▶ [WORK TO BE COMPLETED]: All lines with the word "What" in the material below are required.

▶ [DATA FOR THIS TASK]:
· · · · ·

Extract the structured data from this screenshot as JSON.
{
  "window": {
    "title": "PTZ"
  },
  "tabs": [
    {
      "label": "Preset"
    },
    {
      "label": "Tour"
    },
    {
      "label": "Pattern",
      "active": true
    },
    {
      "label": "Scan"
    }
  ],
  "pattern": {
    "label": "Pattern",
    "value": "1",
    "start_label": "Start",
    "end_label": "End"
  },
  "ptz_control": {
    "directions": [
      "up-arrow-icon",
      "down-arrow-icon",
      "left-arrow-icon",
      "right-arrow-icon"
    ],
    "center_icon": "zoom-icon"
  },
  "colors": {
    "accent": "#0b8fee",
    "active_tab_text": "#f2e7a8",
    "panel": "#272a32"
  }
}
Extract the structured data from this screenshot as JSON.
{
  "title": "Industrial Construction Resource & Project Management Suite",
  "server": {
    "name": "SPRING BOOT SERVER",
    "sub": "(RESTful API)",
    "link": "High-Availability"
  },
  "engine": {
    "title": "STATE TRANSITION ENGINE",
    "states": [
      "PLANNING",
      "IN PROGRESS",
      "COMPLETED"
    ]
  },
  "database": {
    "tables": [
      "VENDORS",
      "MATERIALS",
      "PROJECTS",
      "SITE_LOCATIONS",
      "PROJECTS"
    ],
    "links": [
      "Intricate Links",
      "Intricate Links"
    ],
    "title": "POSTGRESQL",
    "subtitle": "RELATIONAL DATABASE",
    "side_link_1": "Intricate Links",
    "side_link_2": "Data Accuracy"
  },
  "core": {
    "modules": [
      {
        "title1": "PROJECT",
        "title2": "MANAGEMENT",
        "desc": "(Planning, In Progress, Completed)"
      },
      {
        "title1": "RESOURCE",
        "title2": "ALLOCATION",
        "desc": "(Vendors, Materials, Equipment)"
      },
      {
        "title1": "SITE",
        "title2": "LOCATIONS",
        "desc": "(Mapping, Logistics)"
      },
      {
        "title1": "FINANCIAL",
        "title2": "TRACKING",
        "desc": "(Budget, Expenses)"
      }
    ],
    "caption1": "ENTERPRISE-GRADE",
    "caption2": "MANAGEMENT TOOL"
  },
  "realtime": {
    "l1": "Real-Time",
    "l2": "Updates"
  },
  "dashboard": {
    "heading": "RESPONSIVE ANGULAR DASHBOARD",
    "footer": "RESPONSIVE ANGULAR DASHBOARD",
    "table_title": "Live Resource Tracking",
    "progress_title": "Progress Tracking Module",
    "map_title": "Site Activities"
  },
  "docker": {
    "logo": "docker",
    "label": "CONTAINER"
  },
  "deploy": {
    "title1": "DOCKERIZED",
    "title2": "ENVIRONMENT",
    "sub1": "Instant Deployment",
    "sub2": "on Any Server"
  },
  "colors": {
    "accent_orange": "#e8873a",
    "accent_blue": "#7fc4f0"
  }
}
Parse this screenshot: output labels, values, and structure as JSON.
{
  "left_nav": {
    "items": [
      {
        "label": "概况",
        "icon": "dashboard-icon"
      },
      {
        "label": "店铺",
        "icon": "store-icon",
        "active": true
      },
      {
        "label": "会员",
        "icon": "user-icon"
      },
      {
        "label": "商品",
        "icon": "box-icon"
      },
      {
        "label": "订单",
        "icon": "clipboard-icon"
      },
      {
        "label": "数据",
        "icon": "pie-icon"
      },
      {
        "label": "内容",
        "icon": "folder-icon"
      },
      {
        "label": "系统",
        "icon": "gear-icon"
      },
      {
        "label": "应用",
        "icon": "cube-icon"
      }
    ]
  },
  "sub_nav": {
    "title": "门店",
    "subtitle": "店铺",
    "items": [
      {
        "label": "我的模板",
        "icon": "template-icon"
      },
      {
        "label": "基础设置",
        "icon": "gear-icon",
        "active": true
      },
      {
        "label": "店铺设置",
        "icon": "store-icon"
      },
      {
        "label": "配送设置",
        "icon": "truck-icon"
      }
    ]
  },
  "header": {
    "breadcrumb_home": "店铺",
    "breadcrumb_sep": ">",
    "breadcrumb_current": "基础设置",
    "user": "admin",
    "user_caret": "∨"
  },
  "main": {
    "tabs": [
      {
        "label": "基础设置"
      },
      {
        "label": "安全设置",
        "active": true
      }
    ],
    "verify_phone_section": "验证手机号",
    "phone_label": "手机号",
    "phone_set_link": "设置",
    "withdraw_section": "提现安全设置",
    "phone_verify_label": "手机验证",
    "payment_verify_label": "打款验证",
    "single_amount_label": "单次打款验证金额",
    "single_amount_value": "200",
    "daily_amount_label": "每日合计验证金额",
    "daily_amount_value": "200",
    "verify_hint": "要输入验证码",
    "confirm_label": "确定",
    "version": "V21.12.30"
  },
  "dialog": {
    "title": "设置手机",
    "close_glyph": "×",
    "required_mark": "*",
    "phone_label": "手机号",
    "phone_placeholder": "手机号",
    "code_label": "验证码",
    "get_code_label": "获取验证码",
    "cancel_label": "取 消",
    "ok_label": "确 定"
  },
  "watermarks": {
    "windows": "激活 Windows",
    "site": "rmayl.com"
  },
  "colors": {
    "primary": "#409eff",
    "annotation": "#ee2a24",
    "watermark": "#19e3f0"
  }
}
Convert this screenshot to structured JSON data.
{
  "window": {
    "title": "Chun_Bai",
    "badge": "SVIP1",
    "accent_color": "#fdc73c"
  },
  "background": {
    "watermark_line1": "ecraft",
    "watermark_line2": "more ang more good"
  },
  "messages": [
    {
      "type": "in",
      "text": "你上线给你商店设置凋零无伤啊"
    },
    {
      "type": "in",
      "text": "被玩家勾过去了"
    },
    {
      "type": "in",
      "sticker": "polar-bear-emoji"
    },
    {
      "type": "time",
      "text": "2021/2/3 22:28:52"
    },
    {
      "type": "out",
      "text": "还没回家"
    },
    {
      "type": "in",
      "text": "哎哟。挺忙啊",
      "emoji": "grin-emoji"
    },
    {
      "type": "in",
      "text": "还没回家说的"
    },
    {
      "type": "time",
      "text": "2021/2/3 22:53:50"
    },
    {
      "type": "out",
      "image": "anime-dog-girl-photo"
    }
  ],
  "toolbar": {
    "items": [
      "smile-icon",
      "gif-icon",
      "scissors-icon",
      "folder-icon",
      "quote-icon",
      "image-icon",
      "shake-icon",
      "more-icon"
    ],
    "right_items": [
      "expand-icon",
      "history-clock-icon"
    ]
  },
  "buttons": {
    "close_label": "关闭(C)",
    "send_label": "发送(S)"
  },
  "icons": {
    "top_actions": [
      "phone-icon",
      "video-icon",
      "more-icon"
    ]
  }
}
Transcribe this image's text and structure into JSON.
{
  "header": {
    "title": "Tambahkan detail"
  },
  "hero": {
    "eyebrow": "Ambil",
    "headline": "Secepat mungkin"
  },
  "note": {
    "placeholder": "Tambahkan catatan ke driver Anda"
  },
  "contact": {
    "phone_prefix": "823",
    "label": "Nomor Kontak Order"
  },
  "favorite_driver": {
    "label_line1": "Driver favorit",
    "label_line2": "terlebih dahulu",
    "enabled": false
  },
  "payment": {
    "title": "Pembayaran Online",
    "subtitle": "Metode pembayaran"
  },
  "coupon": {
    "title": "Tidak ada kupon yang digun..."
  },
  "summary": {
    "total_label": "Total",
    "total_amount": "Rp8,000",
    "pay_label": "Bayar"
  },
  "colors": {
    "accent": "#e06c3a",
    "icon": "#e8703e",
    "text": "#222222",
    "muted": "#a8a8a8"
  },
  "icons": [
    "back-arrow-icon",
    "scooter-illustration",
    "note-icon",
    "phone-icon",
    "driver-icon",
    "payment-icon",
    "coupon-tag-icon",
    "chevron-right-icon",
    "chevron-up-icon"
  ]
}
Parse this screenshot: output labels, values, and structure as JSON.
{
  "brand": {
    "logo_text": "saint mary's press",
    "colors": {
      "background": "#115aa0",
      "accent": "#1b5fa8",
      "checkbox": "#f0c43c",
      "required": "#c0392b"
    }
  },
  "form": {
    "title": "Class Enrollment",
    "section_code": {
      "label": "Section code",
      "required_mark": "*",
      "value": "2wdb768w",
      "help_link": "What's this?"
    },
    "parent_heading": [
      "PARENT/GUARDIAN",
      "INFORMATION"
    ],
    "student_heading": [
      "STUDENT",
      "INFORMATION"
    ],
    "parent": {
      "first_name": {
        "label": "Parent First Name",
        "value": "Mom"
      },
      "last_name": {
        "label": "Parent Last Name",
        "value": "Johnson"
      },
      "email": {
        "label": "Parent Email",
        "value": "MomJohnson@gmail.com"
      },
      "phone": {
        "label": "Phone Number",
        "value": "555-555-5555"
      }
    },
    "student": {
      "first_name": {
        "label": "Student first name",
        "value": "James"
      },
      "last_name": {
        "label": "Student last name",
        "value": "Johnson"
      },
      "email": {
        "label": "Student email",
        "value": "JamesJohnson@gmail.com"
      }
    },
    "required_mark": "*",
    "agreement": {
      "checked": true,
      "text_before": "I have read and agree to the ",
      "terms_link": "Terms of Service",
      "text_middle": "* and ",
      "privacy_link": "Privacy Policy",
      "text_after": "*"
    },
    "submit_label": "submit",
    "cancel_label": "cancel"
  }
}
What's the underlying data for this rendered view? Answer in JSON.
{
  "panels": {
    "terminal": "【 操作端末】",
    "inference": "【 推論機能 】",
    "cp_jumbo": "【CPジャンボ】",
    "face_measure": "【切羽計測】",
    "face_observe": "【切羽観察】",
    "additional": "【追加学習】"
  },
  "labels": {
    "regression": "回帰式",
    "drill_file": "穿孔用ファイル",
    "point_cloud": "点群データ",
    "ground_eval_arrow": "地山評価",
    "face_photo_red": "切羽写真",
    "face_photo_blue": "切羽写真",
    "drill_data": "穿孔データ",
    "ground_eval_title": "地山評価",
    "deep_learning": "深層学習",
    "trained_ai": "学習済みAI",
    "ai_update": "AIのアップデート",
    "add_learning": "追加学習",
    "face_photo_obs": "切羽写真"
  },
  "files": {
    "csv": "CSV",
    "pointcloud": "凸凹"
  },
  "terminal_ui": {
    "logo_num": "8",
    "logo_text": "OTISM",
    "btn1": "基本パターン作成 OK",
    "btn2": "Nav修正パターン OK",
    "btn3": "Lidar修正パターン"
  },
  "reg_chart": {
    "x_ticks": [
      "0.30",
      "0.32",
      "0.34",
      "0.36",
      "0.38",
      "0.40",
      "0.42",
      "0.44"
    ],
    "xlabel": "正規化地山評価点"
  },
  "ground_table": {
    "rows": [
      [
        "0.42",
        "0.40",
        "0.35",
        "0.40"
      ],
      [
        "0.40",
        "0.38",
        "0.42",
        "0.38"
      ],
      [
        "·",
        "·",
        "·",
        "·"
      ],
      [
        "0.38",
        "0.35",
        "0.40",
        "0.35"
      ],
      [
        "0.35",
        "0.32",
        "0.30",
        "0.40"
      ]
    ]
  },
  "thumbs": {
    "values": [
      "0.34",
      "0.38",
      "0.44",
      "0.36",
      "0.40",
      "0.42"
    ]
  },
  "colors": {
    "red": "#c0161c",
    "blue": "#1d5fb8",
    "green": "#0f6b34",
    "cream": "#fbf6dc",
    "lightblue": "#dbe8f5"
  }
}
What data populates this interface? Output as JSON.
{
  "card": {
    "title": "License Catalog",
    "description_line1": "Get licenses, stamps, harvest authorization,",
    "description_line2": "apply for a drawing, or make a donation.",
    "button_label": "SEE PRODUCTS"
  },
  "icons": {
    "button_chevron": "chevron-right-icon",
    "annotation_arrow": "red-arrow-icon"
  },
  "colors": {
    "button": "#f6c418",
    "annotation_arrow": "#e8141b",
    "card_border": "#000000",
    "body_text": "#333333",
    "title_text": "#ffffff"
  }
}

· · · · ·

▶ [SOLUTION TO THIS PROBLEM]:
      "help_link": "What's this?"
What's the underlying data for this rendered view? Answer in JSON.
What data populates this interface? Output as JSON.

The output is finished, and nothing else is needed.